At the Forrester Marketing Forum this year (I hope to see you there), I am giving a talk on "The Social CEO." I'll be analysing the state of the art (what pioneering CEOs are doing), assessing which social technologies should and should not be used by business leaders, and summarizing what CEOs and their companies can expect to gain from social.
But all of this may be getting ahead of a fundamental question: Should CEOs be social? Or should they stay behind the scenes and let their CMO take the lead? If the CEO is not social, will the company suffer?
I'd love to get your thoughts. Even better would be any stories you may have about a CEO that uses social to drive the goals of his or her company. If they're unique, I'll use your quote in my speech at the Forum and give you a well-deserved shout out...
If you're a typical CEO, you're probably wondering what the hell all of these social technologies like Twitter are useful for. A question I get from a lot of leaders is: "How can we use social to make money?" Actually, the more frequent question is: "Why do these social things have such stupid names?"
Many CEOs only encounter the downside of social -- the disparaging YouTube video or the irrational Twitter attack on the company's brand or products. I've got personal experience here -- Forrester was recently the subject of a small Twitter tantrum based on inaccurate information. So it's easy to understand the skepticism and the questioning.
Trust me though -- social networks contain utility that your company will use to get ahead. I'll be posting some examples in the near future.
But for the moment, let's stay focused on one specific way that you will use social to make money -- something I call Social Sigma. While Six Sigma is a discipline for improving products through better process, Social Sigma is about improving products through social feedback. It's about using social networks as a means for customers (and potential customers) to continually critique, analyze, and offer suggestions about your products. It's a powerful tool for continually increasing the value of what you make.
This was my ninth visit to the World Economic Forum – the global cocktail party/speechathon that brings together a unique mix of CEOs, government leaders, artists, scientists, philanthropists, regulators, and non-profits in Davos Switzerland. Or, as one reporter noted, it was a meeting of the people who have screwed up the world in the last two years.
Here are my quick personal observations. Please excuse the length of this post -- the volume of interesting facts overwhelmed my editing sensibilities.

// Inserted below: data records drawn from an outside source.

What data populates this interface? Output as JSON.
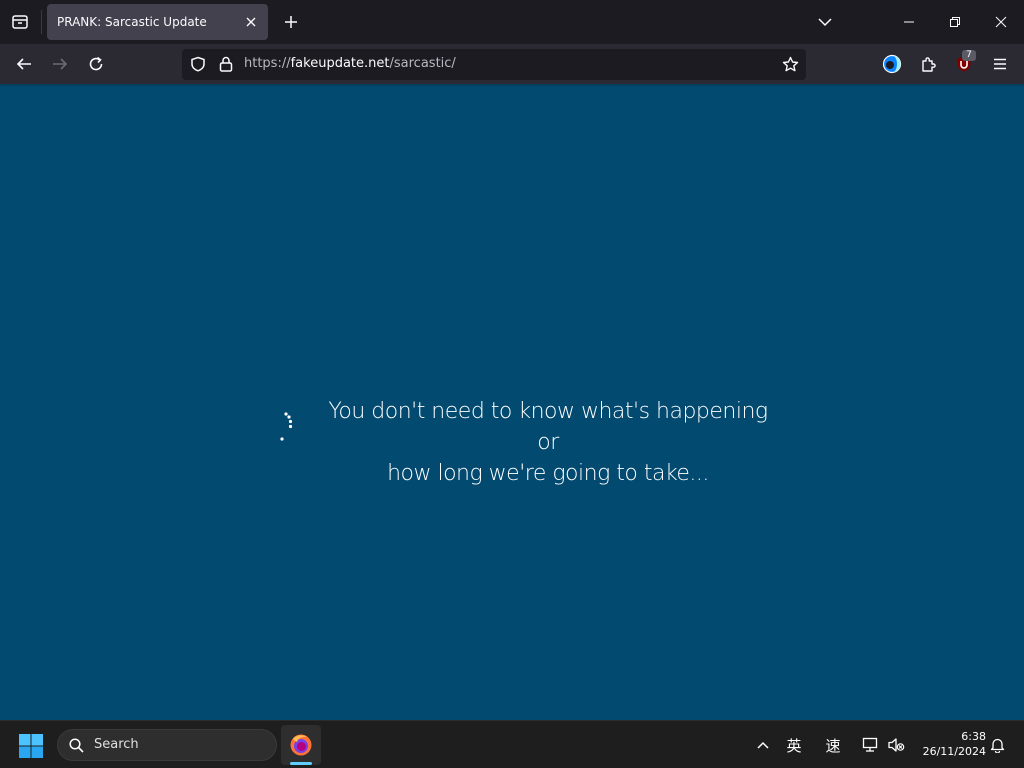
{
  "browser": {
    "tab": {
      "title": "PRANK: Sarcastic Update"
    },
    "url": {
      "scheme": "https://",
      "host": "fakeupdate.net",
      "path": "/sarcastic/"
    },
    "extension_badge": "7"
  },
  "page": {
    "message_line1": "You don't need to know what's happening or",
    "message_line2": "how long we're going to take...",
    "background_color": "#034a70"
  },
  "taskbar": {
    "search_label": "Search",
    "ime_lang": "英",
    "ime_mode": "速",
    "clock_time": "6:38",
    "clock_date": "26/11/2024"
  },
  "icons": {
    "tabstrip": [
      "tab-list-icon",
      "close-icon",
      "plus-icon",
      "chevron-down-icon",
      "minimize-icon",
      "restore-icon",
      "window-close-icon"
    ],
    "navbar": [
      "back-arrow-icon",
      "forward-arrow-icon",
      "reload-icon",
      "shield-icon",
      "lock-icon",
      "star-icon",
      "firefox-account-icon",
      "extensions-icon",
      "ublock-icon",
      "hamburger-menu-icon"
    ],
    "taskbar": [
      "windows-start-icon",
      "search-icon",
      "firefox-icon",
      "chevron-up-icon",
      "network-icon",
      "volume-muted-icon",
      "bell-icon"
    ]
  }
}
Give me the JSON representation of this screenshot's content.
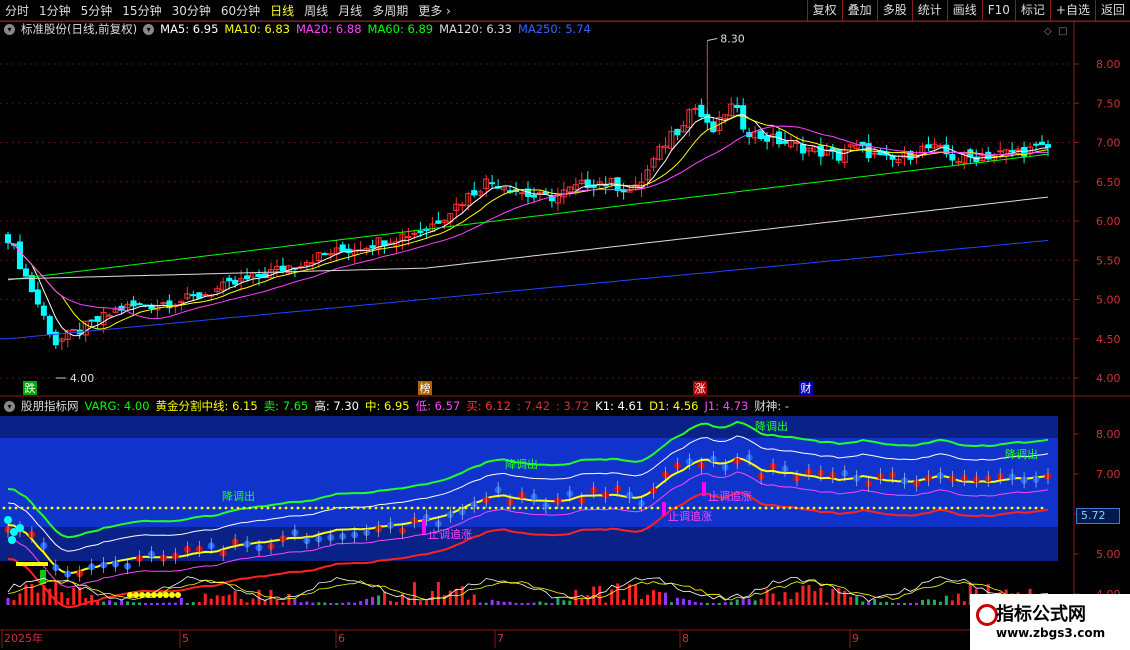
{
  "topbar": {
    "periods": [
      "分时",
      "1分钟",
      "5分钟",
      "15分钟",
      "30分钟",
      "60分钟",
      "日线",
      "周线",
      "月线",
      "多周期",
      "更多 ›"
    ],
    "active_period": "日线",
    "tools": [
      "复权",
      "叠加",
      "多股",
      "统计",
      "画线",
      "F10",
      "标记",
      "+自选",
      "返回"
    ]
  },
  "main_legend": {
    "title": "标准股份(日线,前复权)",
    "ma5": "MA5: 6.95",
    "ma10": "MA10: 6.83",
    "ma20": "MA20: 6.88",
    "ma60": "MA60: 6.89",
    "ma120": "MA120: 6.33",
    "ma250": "MA250: 5.74"
  },
  "sub_legend": {
    "title": "股朋指标网",
    "varg": "VARG: 4.00",
    "golden": "黄金分割中线: 6.15",
    "sell": "卖: 7.65",
    "high": "高: 7.30",
    "mid": "中: 6.95",
    "low": "低: 6.57",
    "buy": "买: 6.12",
    "v1": ": 7.42",
    "v2": ": 3.72",
    "k1": "K1: 4.61",
    "d1": "D1: 4.56",
    "j1": "J1: 4.73",
    "caishen": "财神: -"
  },
  "main_axis_labels": [
    "8.00",
    "7.50",
    "7.00",
    "6.50",
    "6.00",
    "5.50",
    "5.00",
    "4.50",
    "4.00"
  ],
  "sub_axis_labels": [
    "8.00",
    "7.00",
    "6.00",
    "5.00",
    "4.00"
  ],
  "sub_axis_highlight": "5.72",
  "annotations": {
    "high": "8.30",
    "low": "4.00",
    "tag_die": "跌",
    "tag_bang": "榜",
    "tag_zhang": "涨",
    "tag_cai": "财",
    "tiaochu": "降调出",
    "zhuizhang": "止调追涨"
  },
  "date_labels": [
    "2025年",
    "5",
    "6",
    "7",
    "8",
    "9"
  ],
  "watermark": {
    "title": "指标公式网",
    "url": "www.zbgs3.com"
  },
  "colors": {
    "up": "#ff3333",
    "down": "#00ffff",
    "ma5": "#ffffff",
    "ma10": "#ffff00",
    "ma20": "#ff44ff",
    "ma60": "#00ff00",
    "ma120": "#dddddd",
    "ma250": "#2244ff"
  }
}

1) Compared with the gloom of last year, members were far more optimistic and positive about the economy. Most executives I spoke with said that their business began to turn in Q3 and Q4 of 2009 and that their prospects for 2010 were brightening. That said, economists continually highlighted the fragility of the recovery. The head of the IMF said that the discontinuation of stimulus packages will cause the recovery to sputter. He also said that it may take between five and seven years for some countries to return to “normalcy,” whatever that is.
Next week I will make my annual trek to Davos for the World Economic Forum. I will be tweeting during the week and I will post my findings from the event on this blog -- most likely the week after.
I always go to Davos with a simple survey question that I ask everyone I meet with. Last year the question was: "When will the recession end?" The answers ranged widely, but averaged to April, 2010 (in retrospect, too gloomy).
For this year I'm considering: "What is your number one priority for the next two years?" But that feels way too vanilla.
So if you could ask a worldwide group of CEOs, political leaders, artists, philanthropists, entrepreneurs, academics, and media leaders one question, what would it be? I'd love to get your ideas.